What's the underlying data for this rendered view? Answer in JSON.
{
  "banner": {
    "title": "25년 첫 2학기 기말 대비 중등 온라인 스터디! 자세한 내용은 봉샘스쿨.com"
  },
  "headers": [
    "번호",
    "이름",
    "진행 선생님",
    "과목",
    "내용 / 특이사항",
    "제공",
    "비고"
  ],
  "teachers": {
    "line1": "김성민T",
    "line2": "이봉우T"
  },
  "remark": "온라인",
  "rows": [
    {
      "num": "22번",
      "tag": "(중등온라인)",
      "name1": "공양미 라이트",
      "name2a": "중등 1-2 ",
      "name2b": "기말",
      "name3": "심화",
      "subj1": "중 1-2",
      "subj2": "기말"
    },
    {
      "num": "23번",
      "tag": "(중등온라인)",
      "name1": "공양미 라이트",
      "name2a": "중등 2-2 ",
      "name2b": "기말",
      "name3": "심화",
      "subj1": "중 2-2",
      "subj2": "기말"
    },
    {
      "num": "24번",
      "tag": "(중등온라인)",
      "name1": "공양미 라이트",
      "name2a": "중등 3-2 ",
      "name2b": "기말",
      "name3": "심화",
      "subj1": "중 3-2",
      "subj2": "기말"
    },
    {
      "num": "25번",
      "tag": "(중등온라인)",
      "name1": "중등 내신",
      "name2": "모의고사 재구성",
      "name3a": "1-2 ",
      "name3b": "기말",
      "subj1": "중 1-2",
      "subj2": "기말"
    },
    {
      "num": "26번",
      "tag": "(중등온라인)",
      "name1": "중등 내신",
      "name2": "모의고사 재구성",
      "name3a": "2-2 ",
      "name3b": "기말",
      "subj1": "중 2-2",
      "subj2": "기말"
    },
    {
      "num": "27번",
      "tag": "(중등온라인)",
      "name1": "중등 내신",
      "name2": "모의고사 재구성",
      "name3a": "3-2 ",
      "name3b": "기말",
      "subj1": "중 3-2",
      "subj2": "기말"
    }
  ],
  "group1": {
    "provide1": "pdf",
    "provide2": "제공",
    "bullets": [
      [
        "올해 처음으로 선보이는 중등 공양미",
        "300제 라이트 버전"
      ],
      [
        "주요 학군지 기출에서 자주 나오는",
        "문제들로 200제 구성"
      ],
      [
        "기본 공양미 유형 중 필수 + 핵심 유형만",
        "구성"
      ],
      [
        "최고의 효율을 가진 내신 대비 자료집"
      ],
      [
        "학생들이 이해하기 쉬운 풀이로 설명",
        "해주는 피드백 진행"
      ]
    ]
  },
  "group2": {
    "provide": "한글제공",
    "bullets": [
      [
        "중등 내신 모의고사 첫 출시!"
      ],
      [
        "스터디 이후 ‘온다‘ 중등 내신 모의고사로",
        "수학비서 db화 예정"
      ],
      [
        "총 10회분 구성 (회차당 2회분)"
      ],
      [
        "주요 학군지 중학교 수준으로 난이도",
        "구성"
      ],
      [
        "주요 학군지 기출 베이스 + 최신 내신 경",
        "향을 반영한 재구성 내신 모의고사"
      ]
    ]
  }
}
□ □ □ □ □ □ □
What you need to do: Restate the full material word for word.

Problem solution:
What's the underlying data for this rendered view? Answer in JSON.
{
  "banner": {
    "title": "25년 첫 2학기 기말 대비 중등 온라인 스터디! 자세한 내용은 봉샘스쿨.com"
  },
  "headers": [
    "번호",
    "이름",
    "진행 선생님",
    "과목",
    "내용 / 특이사항",
    "제공",
    "비고"
  ],
  "teachers": {
    "line1": "김성민T",
    "line2": "이봉우T"
  },
  "remark": "온라인",
  "rows": [
    {
      "num": "22번",
      "tag": "(중등온라인)",
      "name1": "공양미 라이트",
      "name2a": "중등 1-2 ",
      "name2b": "기말",
      "name3": "심화",
      "subj1": "중 1-2",
      "subj2": "기말"
    },
    {
      "num": "23번",
      "tag": "(중등온라인)",
      "name1": "공양미 라이트",
      "name2a": "중등 2-2 ",
      "name2b": "기말",
      "name3": "심화",
      "subj1": "중 2-2",
      "subj2": "기말"
    },
    {
      "num": "24번",
      "tag": "(중등온라인)",
      "name1": "공양미 라이트",
      "name2a": "중등 3-2 ",
      "name2b": "기말",
      "name3": "심화",
      "subj1": "중 3-2",
      "subj2": "기말"
    },
    {
      "num": "25번",
      "tag": "(중등온라인)",
      "name1": "중등 내신",
      "name2": "모의고사 재구성",
      "name3a": "1-2 ",
      "name3b": "기말",
      "subj1": "중 1-2",
      "subj2": "기말"
    },
    {
      "num": "26번",
      "tag": "(중등온라인)",
      "name1": "중등 내신",
      "name2": "모의고사 재구성",
      "name3a": "2-2 ",
      "name3b": "기말",
      "subj1": "중 2-2",
      "subj2": "기말"
    },
    {
      "num": "27번",
      "tag": "(중등온라인)",
      "name1": "중등 내신",
      "name2": "모의고사 재구성",
      "name3a": "3-2 ",
      "name3b": "기말",
      "subj1": "중 3-2",
      "subj2": "기말"
    }
  ],
  "group1": {
    "provide1": "pdf",
    "provide2": "제공",
    "bullets": [
      [
        "올해 처음으로 선보이는 중등 공양미",
        "300제 라이트 버전"
      ],
      [
        "주요 학군지 기출에서 자주 나오는",
        "문제들로 200제 구성"
      ],
      [
        "기본 공양미 유형 중 필수 + 핵심 유형만",
        "구성"
      ],
      [
        "최고의 효율을 가진 내신 대비 자료집"
      ],
      [
        "학생들이 이해하기 쉬운 풀이로 설명",
        "해주는 피드백 진행"
      ]
    ]
  },
  "group2": {
    "provide": "한글제공",
    "bullets": [
      [
        "중등 내신 모의고사 첫 출시!"
      ],
      [
        "스터디 이후 ‘온다‘ 중등 내신 모의고사로",
        "수학비서 db화 예정"
      ],
      [
        "총 10회분 구성 (회차당 2회분)"
      ],
      [
        "주요 학군지 중학교 수준으로 난이도",
        "구성"
      ],
      [
        "주요 학군지 기출 베이스 + 최신 내신 경",
        "향을 반영한 재구성 내신 모의고사"
      ]
    ]
  }
}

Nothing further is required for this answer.